Deep Copy of Arrays

With jPaq and many other JavaScript libraries, it is very easy to do a shallow copy of an array. On the other hand, it isn’t as easy to do a deep copy of arrays. For this reason, I plan on replacing the Array.prototype.clone() function with the following:

Array.prototype.clone = function(doDeepCopy) {
    if(doDeepCopy) {
        var encountered = [{
            a : this,
            b : []
        }];

        var item,
            levels = [{a:this, b:encountered[0].b, i:0}],
            level = 0,
            i = 0,
            len = this.length;

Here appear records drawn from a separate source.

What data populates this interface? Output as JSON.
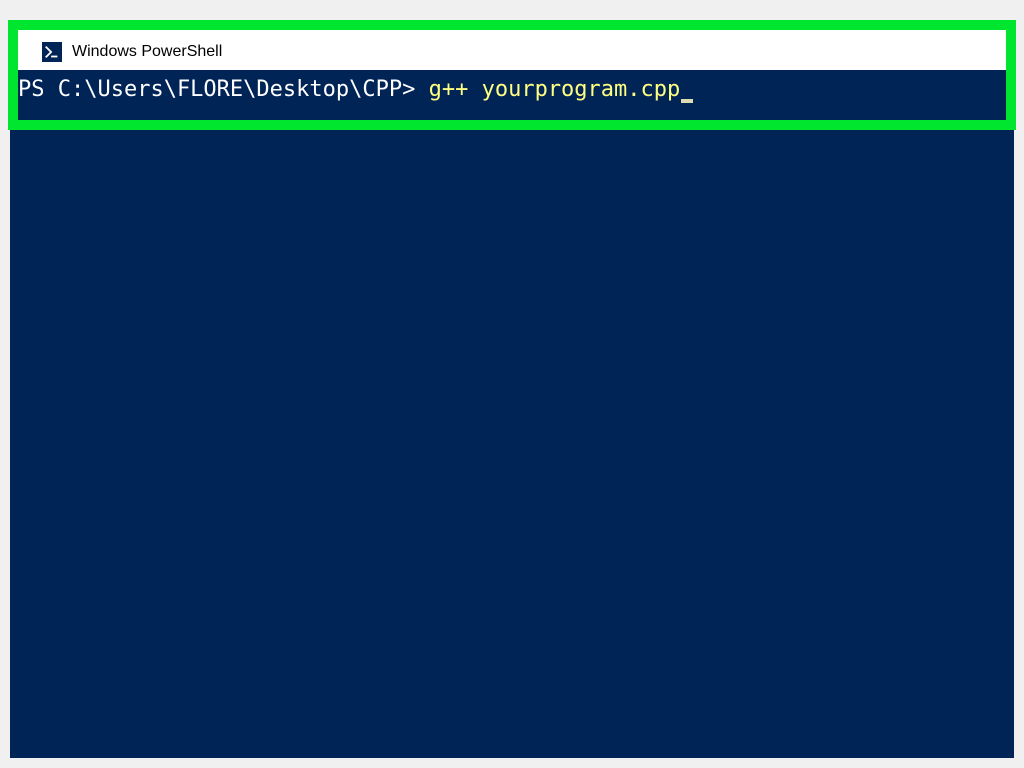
{
  "window": {
    "title": "Windows PowerShell"
  },
  "terminal": {
    "prompt": "PS C:\\Users\\FLORE\\Desktop\\CPP> ",
    "command": "g++ yourprogram.cpp"
  },
  "colors": {
    "terminal_bg": "#012456",
    "highlight_border": "#00e62e",
    "prompt_color": "#ffffff",
    "command_color": "#ffff80"
  }
}
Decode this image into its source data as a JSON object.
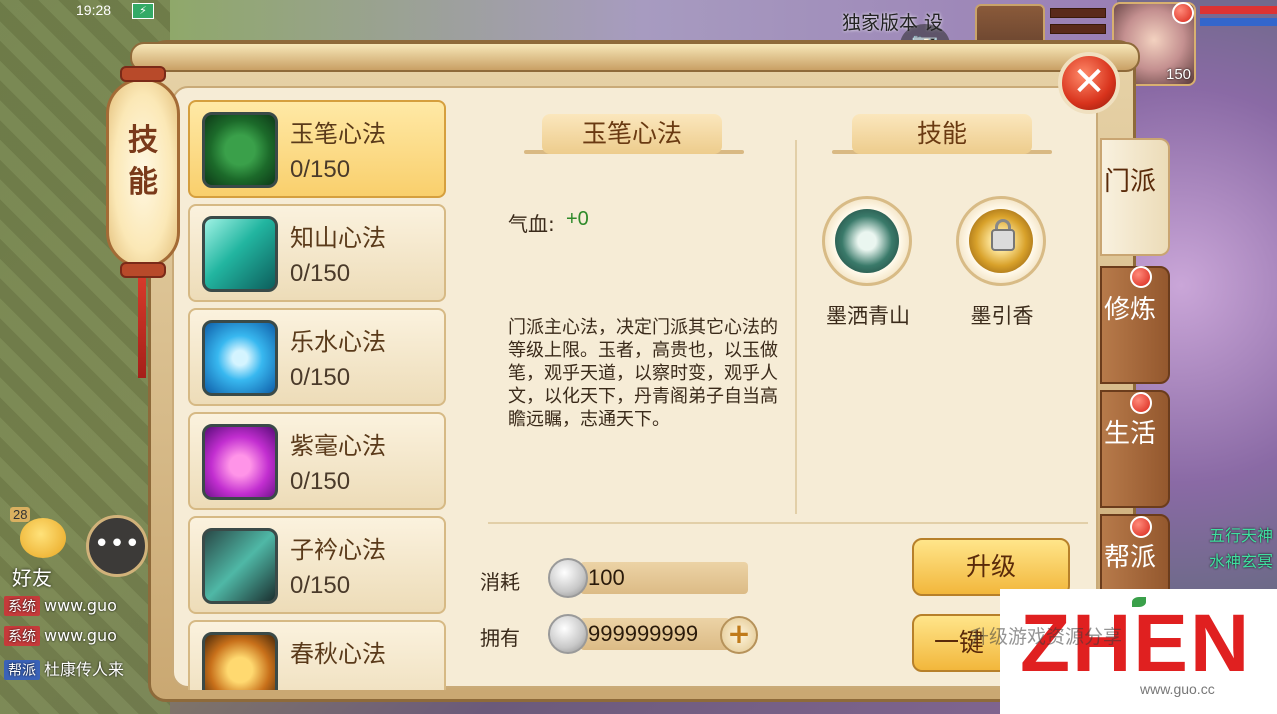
{
  "status_bar": {
    "time": "19:28",
    "battery": "⚡"
  },
  "top_right": {
    "exclusive_text": "独家版本 设",
    "camera": "📷",
    "player_level": "150"
  },
  "panel": {
    "title": "技能",
    "close": "✕"
  },
  "skills": [
    {
      "name": "玉笔心法",
      "level": "0/150",
      "icon": "jade-brush-icon"
    },
    {
      "name": "知山心法",
      "level": "0/150",
      "icon": "mountain-icon"
    },
    {
      "name": "乐水心法",
      "level": "0/150",
      "icon": "water-swirl-icon"
    },
    {
      "name": "紫毫心法",
      "level": "0/150",
      "icon": "purple-brush-icon"
    },
    {
      "name": "子衿心法",
      "level": "0/150",
      "icon": "ink-brush-icon"
    },
    {
      "name": "春秋心法",
      "level": "",
      "icon": "golden-flame-icon"
    }
  ],
  "detail": {
    "banner_title": "玉笔心法",
    "stat_label": "气血:",
    "stat_value": "+0",
    "description": "门派主心法，决定门派其它心法的等级上限。玉者，高贵也，以玉做笔，观乎天道，以察时变，观乎人文，以化天下，丹青阁弟子自当高瞻远瞩，志通天下。"
  },
  "skill_section": {
    "banner_title": "技能",
    "items": [
      {
        "name": "墨洒青山",
        "locked": false
      },
      {
        "name": "墨引香",
        "locked": true
      }
    ]
  },
  "cost": {
    "consume_label": "消耗",
    "consume_value": "100",
    "own_label": "拥有",
    "own_value": "999999999",
    "plus": "+"
  },
  "buttons": {
    "upgrade": "升级",
    "one_click": "一键"
  },
  "side_tabs": [
    {
      "label": "门派",
      "active": true
    },
    {
      "label": "修炼",
      "active": false
    },
    {
      "label": "生活",
      "active": false
    },
    {
      "label": "帮派",
      "active": false
    }
  ],
  "hud": {
    "friends_level": "28",
    "friends_label": "好友",
    "chat_icon": "•••",
    "chat": [
      {
        "tag": "系统",
        "text": "www.guo"
      },
      {
        "tag": "系统",
        "text": "www.guo"
      },
      {
        "tag": "帮派",
        "text": "杜康传人来"
      }
    ],
    "right_text_1": "五行天神",
    "right_text_2": "水神玄冥"
  },
  "watermark": {
    "brand": "ZHEN",
    "overlay": "升级游戏资源分享",
    "site": "www.guo.cc"
  },
  "colors": {
    "panel_bg": "#f6ecd6",
    "active_item": "#f9cf6c",
    "stat_positive": "#2f8a2a",
    "close_red": "#d8331c"
  }
}
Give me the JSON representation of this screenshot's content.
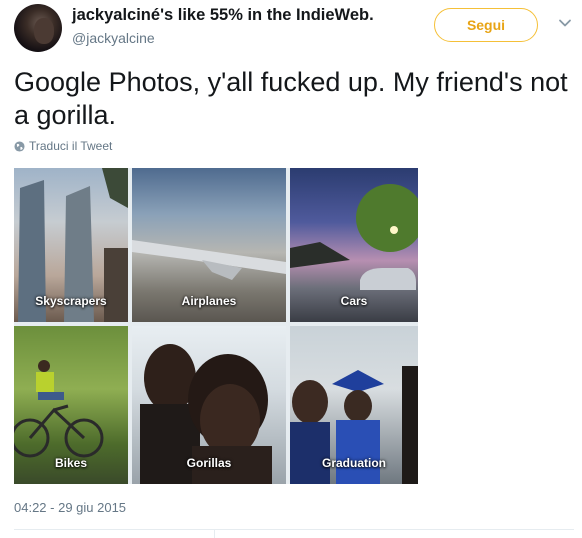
{
  "user": {
    "display_name": "jackyalciné's like 55% in the IndieWeb.",
    "handle": "@jackyalcine",
    "avatar_icon": "user-avatar"
  },
  "follow_button": {
    "label": "Segui",
    "color": "#f5c038"
  },
  "menu_icon": "chevron-down-icon",
  "tweet": {
    "text": "Google Photos, y'all fucked up. My friend's not a gorilla.",
    "translate_label": "Traduci il Tweet",
    "timestamp": "04:22 - 29 giu 2015"
  },
  "photo_grid": {
    "tiles": [
      {
        "label": "Skyscrapers"
      },
      {
        "label": "Airplanes"
      },
      {
        "label": "Cars"
      },
      {
        "label": "Bikes"
      },
      {
        "label": "Gorillas"
      },
      {
        "label": "Graduation"
      }
    ]
  }
}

        while(i < len) {
            item = levels[level].a[i];
            if(Object.prototype.toString.call(item) === "[object Array]") {
                for(var j = encountered.length - 1; j >= 0; j--) {
                    if(encountered[j].a === item) {
                        levels[level].b.push(encountered[j].b);
                        break;
                    }
                }
                if(j < 0) {
                    encountered.push(j = {
                        a : item,
                        b : []
                    });
                    levels[level].b.push(j.b);
                    levels[level].i = i + 1;
                    levels[++level] = {a:item, b:j.b, i:0};
                    i = -1;
                    len = item.length;
                }
            }
            else {
                levels[level].b.push(item);
            }

            if(++i == len && level > 0) {
                levels.pop();
                i = levels[--level].i;
                len = levels[level].a.length;
            }
        }

        return encountered[0].b;
    }
    else {
        return this.slice(0);
    }
};

The above code can be used to make deep copies of arrays. It is important to note, though, that only sub-arrays are deeply copied, not objects. The reason so much code is used is to even make it possible to make a deep copy of a recursive array structure. The following code exemplifies how to use this function:

// Create a recursive array to prove that the cloning function can handle it.
var arrOriginal = [1,2,3];
arrOriginal.push(arrOriginal);

// Make a shallow copy of the recursive array.
var arrShallowCopy = arrOriginal.clone();

// Prove that the shallow copy isn't the same as a deep copy by showing that
// arrShallowCopy contains arrOriginal.
alert("It is " + (arrShallowCopy[3] === arrOriginal)
    + " that arrShallowCopy contains arrOriginal.");

// Make a deep copy of the recursive array.
var arrDeepCopy = arrOriginal.clone(true);

// Prove that the deep copy really works by showing that the original array is
// not the fourth item in arrDeepCopy but that this new array is.
alert("It is "
    + (arrDeepCopy[3] !== arrOriginal && arrDeepCopy === arrDeepCopy[3])
    + " that arrDeepCopy contains itself and not arrOriginal.");

If you want to use this code right now, there is nothing stopping you. The code doesn’t require any library references and is fully cross-browser compatible. A JSBin example can be found here. It even works in JScript. The only thing that I ask is that you give credit where it is due. ­čśÇ

From Wildcards To Regular Expressions

There are a lot of people out there that no how to do file searches and Microsoft Word searches by using wildcard characters, but not as many people know how to work with regular expressions. That is the main reason why I added the RegExp.fromWildExp() function to jPaq. In addition, I have created an example page which dynamically generates the regular expression from the wildcard expression that you specify. Check this jPaq example out by clicking here. ┬áThe initial example shows you how to write a regular expression that matches all text that starts at the beginning of a word with a capital “J” and ends at the end of a word with a lowercase “t”. ┬áNOTE: ┬áUnlike regular expressions, wildcard expressions look to find the smallest match possible.

No jPaq.openWindow() For Now

Up until today, I was interested in writing a more object oriented version of the native window.open() function.┬á Unfortunately, I found out that there are some major incompatibility issues between browsers.┬á Let’s take this example for instance:

window.open("http://google.com/", "", "left=100,screenX=100,top=100,screenY=100,height=400");
window.open("http://google.com/", "", "left=100,screenX=100,top=100,screenY=100,width=400");

As you may have already guessed, the above code is simply supposed to open two new windows whose top, left corner is 100 pixels from both the top and left edge of the screen. The first window should have a height of 400 pixels and arbitrary width and the second should have a width of 400 pixels and arbitrary height. Ordinarily this code would work as expected, but on Google Chrome 10.0.648.204 and Mac OSX 10.6.5 the the windows end up being 22 pixels from the left and top of the screen. In addition, neither window has constrained the size of the window as I specified. After doing a little more testing to see if I could modify the values after creating the window, I realized that it may not be worth it to waste my time on this right now.

If you think you have found a solution to my problem, please let me know.